Variations in carotid sinus anatomy and their relevance to carotid interventions.

08 May 2018
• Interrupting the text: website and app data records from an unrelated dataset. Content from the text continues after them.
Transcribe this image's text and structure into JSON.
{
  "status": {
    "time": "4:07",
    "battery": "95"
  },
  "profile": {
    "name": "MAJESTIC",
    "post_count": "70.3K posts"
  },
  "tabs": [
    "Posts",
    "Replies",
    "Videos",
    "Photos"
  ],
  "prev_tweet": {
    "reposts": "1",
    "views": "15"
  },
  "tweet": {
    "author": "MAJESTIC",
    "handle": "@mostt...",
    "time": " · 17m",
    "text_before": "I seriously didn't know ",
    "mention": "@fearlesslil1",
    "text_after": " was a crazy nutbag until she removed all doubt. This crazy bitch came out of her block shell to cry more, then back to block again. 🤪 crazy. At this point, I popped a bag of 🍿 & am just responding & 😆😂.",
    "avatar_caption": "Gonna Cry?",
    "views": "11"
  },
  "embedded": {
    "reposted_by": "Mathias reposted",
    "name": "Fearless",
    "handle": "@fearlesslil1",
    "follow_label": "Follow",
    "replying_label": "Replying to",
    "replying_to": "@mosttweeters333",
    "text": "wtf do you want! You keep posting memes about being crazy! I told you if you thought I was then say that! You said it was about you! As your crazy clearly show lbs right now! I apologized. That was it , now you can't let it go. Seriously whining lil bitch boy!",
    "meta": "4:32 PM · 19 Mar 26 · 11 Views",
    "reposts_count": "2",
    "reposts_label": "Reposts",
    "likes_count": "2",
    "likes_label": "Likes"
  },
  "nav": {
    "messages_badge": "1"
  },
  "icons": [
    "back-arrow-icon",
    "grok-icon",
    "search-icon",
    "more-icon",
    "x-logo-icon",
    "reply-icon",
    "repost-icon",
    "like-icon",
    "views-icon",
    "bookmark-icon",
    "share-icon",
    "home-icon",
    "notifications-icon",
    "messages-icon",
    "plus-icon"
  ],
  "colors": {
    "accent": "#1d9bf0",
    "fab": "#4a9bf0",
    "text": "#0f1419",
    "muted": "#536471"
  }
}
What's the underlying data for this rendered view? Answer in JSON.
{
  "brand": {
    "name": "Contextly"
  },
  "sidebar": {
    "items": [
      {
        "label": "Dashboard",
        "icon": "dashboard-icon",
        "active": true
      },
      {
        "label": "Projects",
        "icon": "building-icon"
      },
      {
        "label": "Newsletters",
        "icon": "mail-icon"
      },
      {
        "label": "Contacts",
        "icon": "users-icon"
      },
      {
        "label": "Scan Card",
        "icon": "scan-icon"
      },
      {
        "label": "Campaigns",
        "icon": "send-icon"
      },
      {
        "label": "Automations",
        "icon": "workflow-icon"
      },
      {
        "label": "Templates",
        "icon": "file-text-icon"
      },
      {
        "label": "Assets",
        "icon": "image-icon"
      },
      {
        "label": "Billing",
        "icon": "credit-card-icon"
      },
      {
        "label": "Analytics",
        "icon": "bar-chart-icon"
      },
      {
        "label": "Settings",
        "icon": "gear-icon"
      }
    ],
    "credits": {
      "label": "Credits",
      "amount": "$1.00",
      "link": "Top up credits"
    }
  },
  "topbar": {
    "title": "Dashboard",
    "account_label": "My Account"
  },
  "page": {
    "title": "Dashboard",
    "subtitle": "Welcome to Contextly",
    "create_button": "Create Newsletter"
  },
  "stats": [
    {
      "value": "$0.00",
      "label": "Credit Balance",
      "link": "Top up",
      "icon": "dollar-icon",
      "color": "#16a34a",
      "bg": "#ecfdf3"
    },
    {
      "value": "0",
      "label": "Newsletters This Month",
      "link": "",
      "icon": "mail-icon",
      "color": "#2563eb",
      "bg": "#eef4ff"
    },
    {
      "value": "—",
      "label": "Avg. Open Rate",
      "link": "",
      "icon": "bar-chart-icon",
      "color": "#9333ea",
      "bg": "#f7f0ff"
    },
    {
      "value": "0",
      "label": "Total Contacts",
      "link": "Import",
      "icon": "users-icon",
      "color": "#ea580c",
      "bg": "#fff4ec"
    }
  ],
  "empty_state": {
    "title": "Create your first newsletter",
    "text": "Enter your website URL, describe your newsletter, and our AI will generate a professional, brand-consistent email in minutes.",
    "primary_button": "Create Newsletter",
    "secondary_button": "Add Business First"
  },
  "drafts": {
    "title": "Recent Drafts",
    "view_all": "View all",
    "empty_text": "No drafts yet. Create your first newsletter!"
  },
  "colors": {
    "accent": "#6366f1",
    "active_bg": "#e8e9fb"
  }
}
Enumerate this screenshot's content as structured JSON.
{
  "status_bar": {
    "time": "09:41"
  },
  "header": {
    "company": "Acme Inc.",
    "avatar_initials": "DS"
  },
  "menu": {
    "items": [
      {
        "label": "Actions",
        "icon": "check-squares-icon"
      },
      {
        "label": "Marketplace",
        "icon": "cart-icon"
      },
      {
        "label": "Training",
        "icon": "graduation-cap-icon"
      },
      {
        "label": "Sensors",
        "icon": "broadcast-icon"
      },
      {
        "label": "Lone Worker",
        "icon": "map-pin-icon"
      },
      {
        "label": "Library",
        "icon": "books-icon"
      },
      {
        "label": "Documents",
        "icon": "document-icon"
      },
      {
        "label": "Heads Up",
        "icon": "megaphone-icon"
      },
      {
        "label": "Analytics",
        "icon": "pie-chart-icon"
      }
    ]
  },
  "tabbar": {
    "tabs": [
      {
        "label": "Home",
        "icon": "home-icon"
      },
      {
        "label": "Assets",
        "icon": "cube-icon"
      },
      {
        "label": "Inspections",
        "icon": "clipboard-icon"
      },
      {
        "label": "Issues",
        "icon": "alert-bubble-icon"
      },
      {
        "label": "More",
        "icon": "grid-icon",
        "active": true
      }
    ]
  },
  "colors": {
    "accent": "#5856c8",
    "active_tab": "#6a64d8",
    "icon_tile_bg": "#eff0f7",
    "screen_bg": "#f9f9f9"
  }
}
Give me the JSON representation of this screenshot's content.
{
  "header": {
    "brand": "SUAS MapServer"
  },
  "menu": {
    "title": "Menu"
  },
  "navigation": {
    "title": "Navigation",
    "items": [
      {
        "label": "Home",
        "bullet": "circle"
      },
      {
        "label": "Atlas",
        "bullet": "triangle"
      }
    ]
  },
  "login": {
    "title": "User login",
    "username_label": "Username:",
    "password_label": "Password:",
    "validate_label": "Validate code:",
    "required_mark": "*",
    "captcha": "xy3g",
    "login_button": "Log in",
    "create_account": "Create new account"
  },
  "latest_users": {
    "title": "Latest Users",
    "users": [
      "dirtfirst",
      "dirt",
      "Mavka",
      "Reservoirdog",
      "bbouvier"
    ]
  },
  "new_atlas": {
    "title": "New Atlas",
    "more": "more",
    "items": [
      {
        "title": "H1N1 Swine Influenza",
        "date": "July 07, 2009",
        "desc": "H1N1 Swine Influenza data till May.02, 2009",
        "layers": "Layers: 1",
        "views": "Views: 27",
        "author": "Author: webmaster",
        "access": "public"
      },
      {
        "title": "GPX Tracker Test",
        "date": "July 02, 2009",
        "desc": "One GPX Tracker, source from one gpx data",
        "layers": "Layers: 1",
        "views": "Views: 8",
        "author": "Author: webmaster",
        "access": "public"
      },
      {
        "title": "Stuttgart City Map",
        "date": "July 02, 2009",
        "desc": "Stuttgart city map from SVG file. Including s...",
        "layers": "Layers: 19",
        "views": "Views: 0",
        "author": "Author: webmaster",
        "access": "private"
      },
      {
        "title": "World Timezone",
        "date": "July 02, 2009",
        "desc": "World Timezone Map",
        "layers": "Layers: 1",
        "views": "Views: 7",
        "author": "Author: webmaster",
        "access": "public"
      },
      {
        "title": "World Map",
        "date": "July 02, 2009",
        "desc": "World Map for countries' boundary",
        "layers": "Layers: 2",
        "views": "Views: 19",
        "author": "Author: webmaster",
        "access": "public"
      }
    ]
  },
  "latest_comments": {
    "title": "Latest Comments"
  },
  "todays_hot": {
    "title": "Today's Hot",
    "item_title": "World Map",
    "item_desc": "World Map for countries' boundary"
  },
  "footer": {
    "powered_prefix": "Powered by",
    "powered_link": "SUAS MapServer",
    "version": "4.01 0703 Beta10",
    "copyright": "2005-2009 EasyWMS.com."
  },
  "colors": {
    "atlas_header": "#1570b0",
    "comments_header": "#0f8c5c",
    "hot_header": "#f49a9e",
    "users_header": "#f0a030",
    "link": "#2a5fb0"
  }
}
BACKGROUND: The carotid sinus (CS) is a dilatation in the carotid bifurcation usually at the origin of proximal internal carotid artery (ICA). It contains baroreceptors which influence blood pressure. Variations in the location of the CS are of importance as atheromatous plaque commonly forms in this area and procedures such as carotid endarterectomy are performed to reduce the risk of stroke. Inadvertent stimulation of the CS baroreceptors during interventions can have profound effects on the patient's haemodynamic status both intra- and postoperatively, causing serious complications. The aim of this study is to determine the inter- and intra-individual variations in the location of the CS. MATERIALS AND METHODS: Eighty-two carotid arteries were dissected bilaterally from 41 cadavers. The locations of the CS were noted and divided into four potential sites. RESULTS: The commonest site is the origin of the ICA (74.3%), but the CS can also be found in the distal part of the common carotid artery (CCA) inferior to the bifurcation (17.1%); at the bifurcation involving the distal CCA and origins of both the external carotid artery (ECA) and ICA (7.32%); and at the origin of the ECA (1.22%). In individual cadavers, the CS was located at the origin of the ICA in 97.6% on at least one side. The sites of the CS were asymmetrical in 34.1%. CONCLUSIONS: Clinicians performing carotid interventions should be aware of these anatomical variations to avoid inadvertent stimulation of the CS which can cause profound bradycardia and hypotension.